"I hope before the politics begin — because there will be plenty of time for that — that we have some time for this country to reflect on a great woman who led our nation’s highest court and the work that she has done for this nation, whether you agree or not," Gardner said. "There is time for debate, and there is time for politics, but the time for now is to pray for the family and to keep [them] in our hearts and prayers as we mourn as a nation."

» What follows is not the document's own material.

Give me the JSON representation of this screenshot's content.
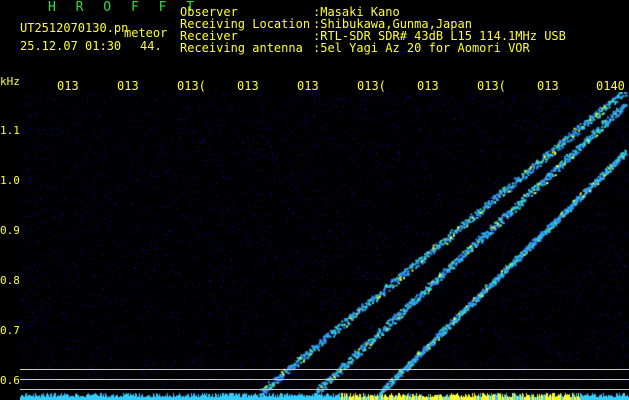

Gardner is running a tight race against former Colorado Gov. John HickenlooperJohn HickenlooperLobbying world DNC taps veteran campaign hands for communications staff Harris casts tiebreaking vote to advance Biden nominee MORE, the party's Democratic Senate nominee. Throughout the town hall Saturday, Gardner touted his bipartisan relationships in the Senate. 

Another moderate GOP senator, Susan CollinsSusan Margaret CollinsTop female GOP senator compares Cheney ousting to 'cancel culture' Utah county GOP censures Romney over Trump impeachment vote House conservatives take aim at Schumer-led bipartisan China bill MORE of Maine, announced Saturday that she does not think the Senate should vote on a nominee before the election. Collins and Gardner are the only two Republican senators running for reelection in states won by former Democratic presidential nominee Hillary ClintonHillary Diane Rodham ClintonAmerica departs Afghanistan as China arrives Young, diverse voters fueled Biden victory over Trump McConnell: Taliban could take over Afghanistan by 'the end of the year' MORE in 2016.